Once a month the Investment Committee of Erste Asset Management convenes in order to discuss the medium-term market outlook. We are going to start a new blog, where we will report on what drives our investment professionals and what risks they see.
A quick word on the structure of the Investment Committee. Our idea is based on the so-called market consensus, i.e. the expectation(s) of the market. Opportunities and risks of an investment ultimately hinge on market expectations and the opinion of the fund manager with regard to those expectations. The following chart summarises the various scenarios: if the market expects something to happen (N.B. in fund management jargon, an event is “priced in”) and the fund manager does so, too, the return potential of an investment that bets on this event is limited. However, if the fund manager holds a different opinion and is right, the return potential is high.
The current market expectation – positive for risky assets
At the moment, the market has a very positive environment for risky assets such as equities and high-yield bonds price in.
- The global economy is growing. All countries covered by the OECD (i.e. the industrialised world plus emerging markets) are showing positive growth rates. This generally supports equities.
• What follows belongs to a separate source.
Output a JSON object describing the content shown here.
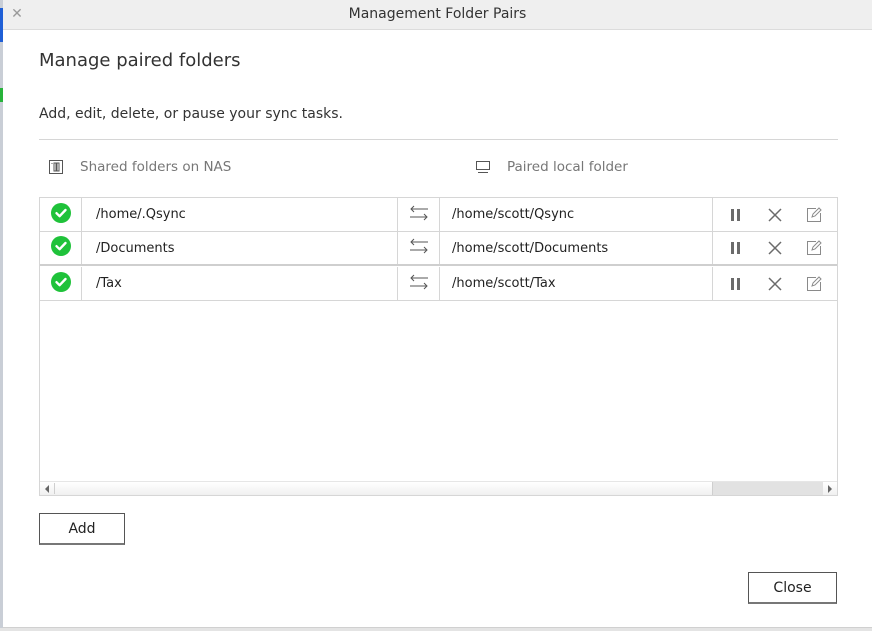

- Inflation is very low, and no significant acceleration of inflation is expected for 2018, either. This gives the central banks room for manoeuvre to carefully raise interest rates, it caps potential yield increases, and also does not burden equity markets.
- The only fly in the ointment of this positive picture is the interest rate cycle in the USA and the developed world, which very recently has turned from extremely expansive to restrictive. The US central bank, i.e. the central bank of the world, is currently in a cycle of raising interest rates and is about to start reducing its balance sheet total. The European Central Bank (ECB) will soon announce the reduction of its bond purchase programme. In a phase of interest rate increases, equities on average yield lower returns than in a phase of rate cuts. But at the moment, the monetary policy is not yet restrictive and is not yet burdening the performance of equities. Also, the central banks are aware of the risk associated with interest rate increases and therefore act very carefully by communicating every step in advance in order to rule out (unpleasant) surprises.
We share the constructive assessment by the market
We basically share the positive assessment of the market and are positioned accordingly across our portfolios. For example, the average risk stance of our Investment Committee (consisting of 13 individuals) is easily established. It is clearly positive.
Why are we not more upbeat despite the aforementioned, positive picture? There are a few reasons:
- We are aware that our assessment is very close to the market consensus. Risky assets hold upward potential. However, the relative return potential is asymmetric and therefore indicates extreme return values as unlikely.
- Many economic indicators are elevated and have more downside than upside potential. A lower IFO or ISM index would not be a disaster at this point though.
- In the Eurozone, economic growth is currently high and broadly based; all countries, including France and the peripheral economies, are growing. The appreciation of the euro on a real effective basis, i.e. adjusted for inflation differentials as measured by a basket of currencies, of 7% since February should at least dampen the growth story in the Eurozone.
- Lastly, we can see more risks than opportunities for our outlook despite, or maybe because of, the positive picture. Among the risks that we have addressed are possibly negative effects caused by the tapering of the central bank balance sheets (quantitative tightening), an unexpected increase in inflation (the US central bank envisages higher growth for 2017, but expects the unemployment rate to remain roughly the same), and a more mechanistic Fed that operates less on the market in the wake of the newly to be appointed four (of a total of seven) Fed governors. The main upward potential that we have discussed hinges on the possible success of the Trump administration in implementing its comprehensive tax reform as planned.
Overall the Investment Committee continues to rate risky assets as positive despite the aforementioned risks.
 A phase of interest rate increases is defined as lasting from the first interest rate increase to the first interest rate cut.
Prognoses are no reliable indicator for future performance.